*Excerpts from an interface dataset*.
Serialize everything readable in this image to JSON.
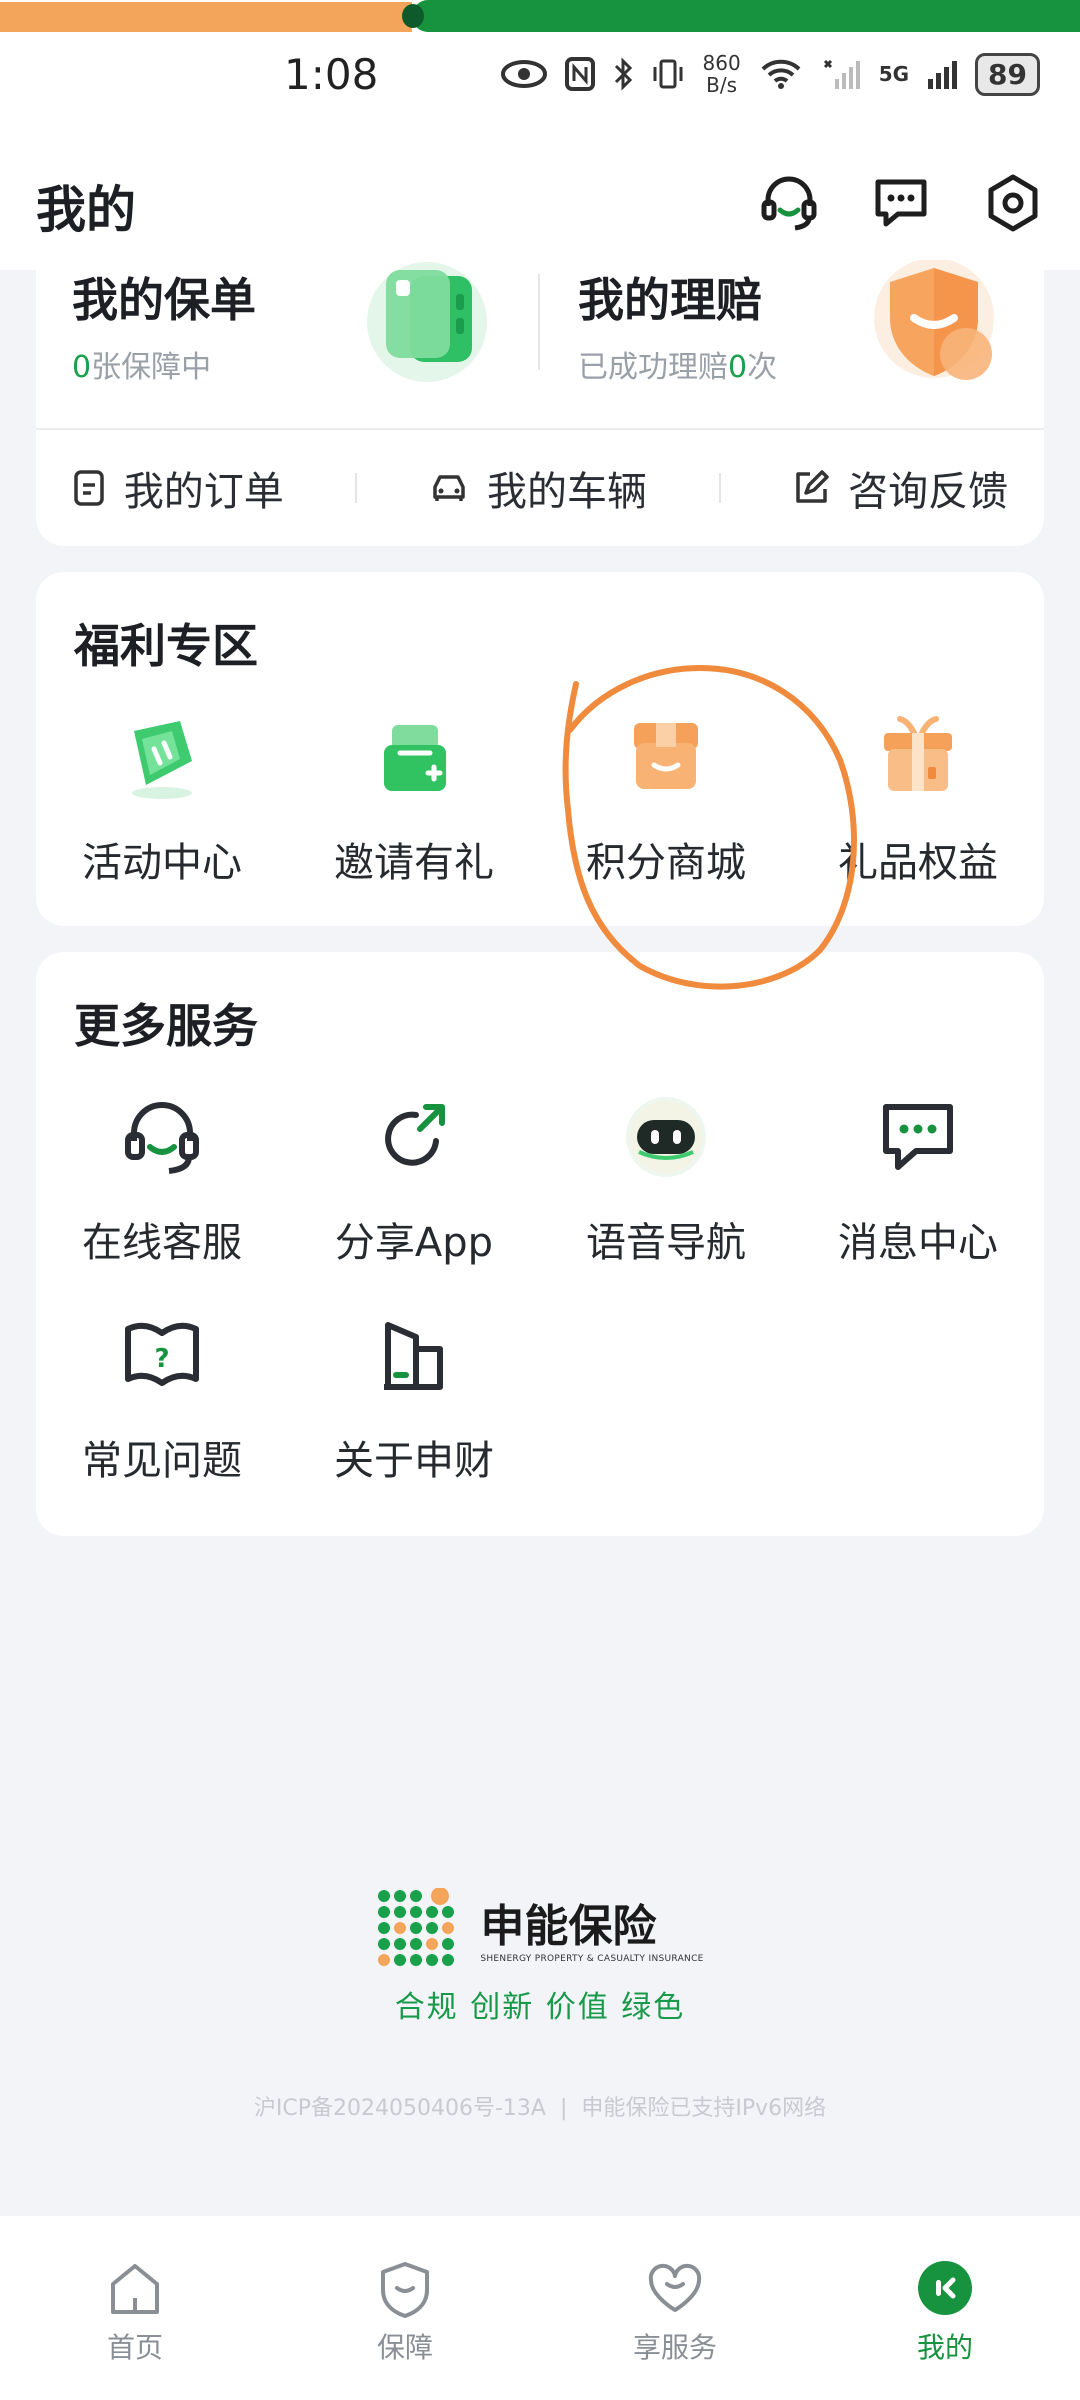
{
  "status_bar": {
    "time": "1:08",
    "net_speed_value": "860",
    "net_speed_unit": "B/s",
    "network": "5G",
    "battery": "89"
  },
  "header": {
    "title": "我的",
    "icons": [
      "headset-icon",
      "message-icon",
      "settings-icon"
    ]
  },
  "policy_card": {
    "my_policy": {
      "title": "我的保单",
      "count": "0",
      "count_suffix": "张保障中"
    },
    "my_claims": {
      "title": "我的理赔",
      "prefix": "已成功理赔",
      "count": "0",
      "suffix": "次"
    },
    "quick_links": [
      {
        "label": "我的订单",
        "icon": "document-icon"
      },
      {
        "label": "我的车辆",
        "icon": "car-icon"
      },
      {
        "label": "咨询反馈",
        "icon": "edit-icon"
      }
    ]
  },
  "benefits": {
    "title": "福利专区",
    "items": [
      {
        "label": "活动中心",
        "icon": "ticket-icon"
      },
      {
        "label": "邀请有礼",
        "icon": "invite-icon"
      },
      {
        "label": "积分商城",
        "icon": "store-box-icon"
      },
      {
        "label": "礼品权益",
        "icon": "gift-icon"
      }
    ]
  },
  "more_services": {
    "title": "更多服务",
    "items": [
      {
        "label": "在线客服",
        "icon": "headset-icon"
      },
      {
        "label": "分享App",
        "icon": "share-icon"
      },
      {
        "label": "语音导航",
        "icon": "robot-icon"
      },
      {
        "label": "消息中心",
        "icon": "message-icon"
      },
      {
        "label": "常见问题",
        "icon": "faq-book-icon"
      },
      {
        "label": "关于申财",
        "icon": "building-icon"
      }
    ]
  },
  "footer": {
    "brand_name": "申能保险",
    "brand_english": "SHENERGY PROPERTY & CASUALTY INSURANCE",
    "slogan": "合规 创新 价值 绿色",
    "icp": "沪ICP备2024050406号-13A",
    "ipv6": "申能保险已支持IPv6网络"
  },
  "tab_bar": {
    "tabs": [
      {
        "label": "首页",
        "icon": "home-icon",
        "active": false
      },
      {
        "label": "保障",
        "icon": "shield-icon",
        "active": false
      },
      {
        "label": "享服务",
        "icon": "heart-icon",
        "active": false
      },
      {
        "label": "我的",
        "icon": "profile-icon",
        "active": true
      }
    ]
  },
  "colors": {
    "brand_green": "#17923f",
    "accent_orange": "#f3a55b",
    "annotation_orange": "#f08a3c"
  }
}
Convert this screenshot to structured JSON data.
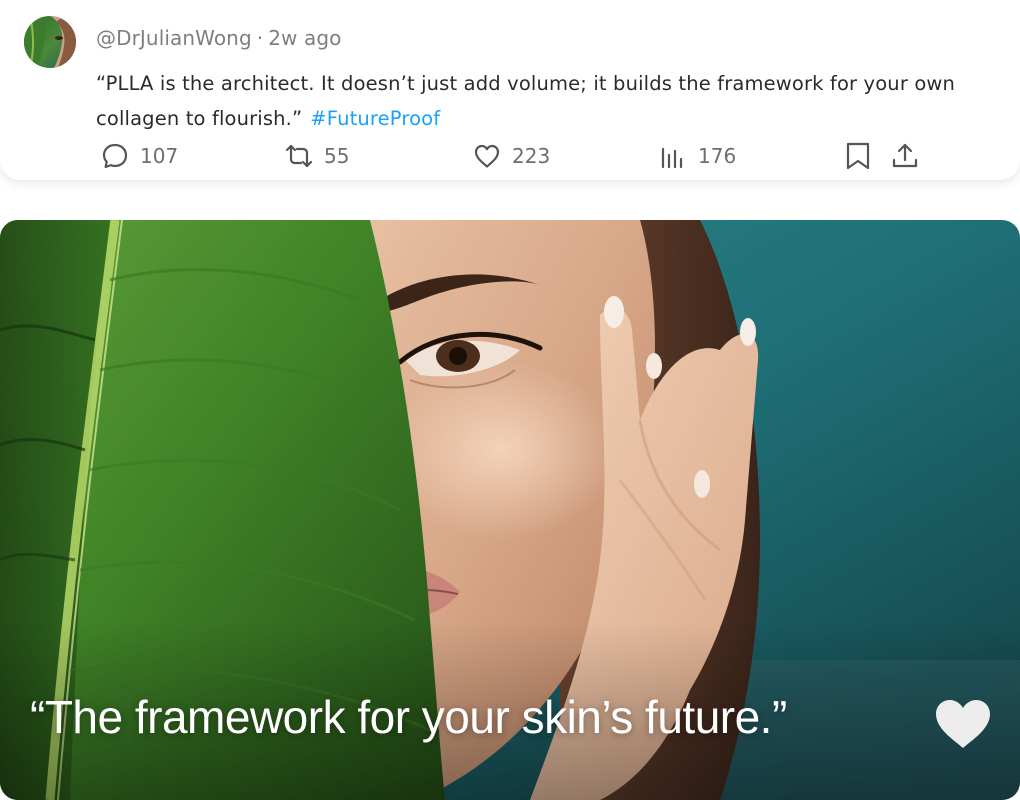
{
  "post": {
    "handle": "@DrJulianWong",
    "separator": "·",
    "time": "2w ago",
    "text": "“PLLA is the architect. It doesn’t just add volume; it builds the framework for your own collagen to flourish.”",
    "hashtag": "#FutureProof",
    "actions": {
      "reply_count": "107",
      "retweet_count": "55",
      "like_count": "223",
      "views_count": "176"
    },
    "icons": {
      "reply": "speech-bubble-icon",
      "retweet": "retweet-icon",
      "like": "heart-outline-icon",
      "views": "bar-chart-icon",
      "bookmark": "bookmark-icon",
      "share": "share-upload-icon"
    }
  },
  "image": {
    "caption": "“The framework for your skin’s future.”",
    "caption_icon": "heart-filled-icon"
  },
  "colors": {
    "hashtag": "#1da1f2",
    "meta_text": "#7f7f7f",
    "body_text": "#2b2b2b",
    "caption_text": "#ffffff"
  }
}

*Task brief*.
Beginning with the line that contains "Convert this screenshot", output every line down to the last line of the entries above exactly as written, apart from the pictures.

*Written response*.
Convert this screenshot to structured JSON data.
{
  "post": {
    "handle": "@DrJulianWong",
    "separator": "·",
    "time": "2w ago",
    "text": "“PLLA is the architect. It doesn’t just add volume; it builds the framework for your own collagen to flourish.”",
    "hashtag": "#FutureProof",
    "actions": {
      "reply_count": "107",
      "retweet_count": "55",
      "like_count": "223",
      "views_count": "176"
    },
    "icons": {
      "reply": "speech-bubble-icon",
      "retweet": "retweet-icon",
      "like": "heart-outline-icon",
      "views": "bar-chart-icon",
      "bookmark": "bookmark-icon",
      "share": "share-upload-icon"
    }
  },
  "image": {
    "caption": "“The framework for your skin’s future.”",
    "caption_icon": "heart-filled-icon"
  },
  "colors": {
    "hashtag": "#1da1f2",
    "meta_text": "#7f7f7f",
    "body_text": "#2b2b2b",
    "caption_text": "#ffffff"
  }
}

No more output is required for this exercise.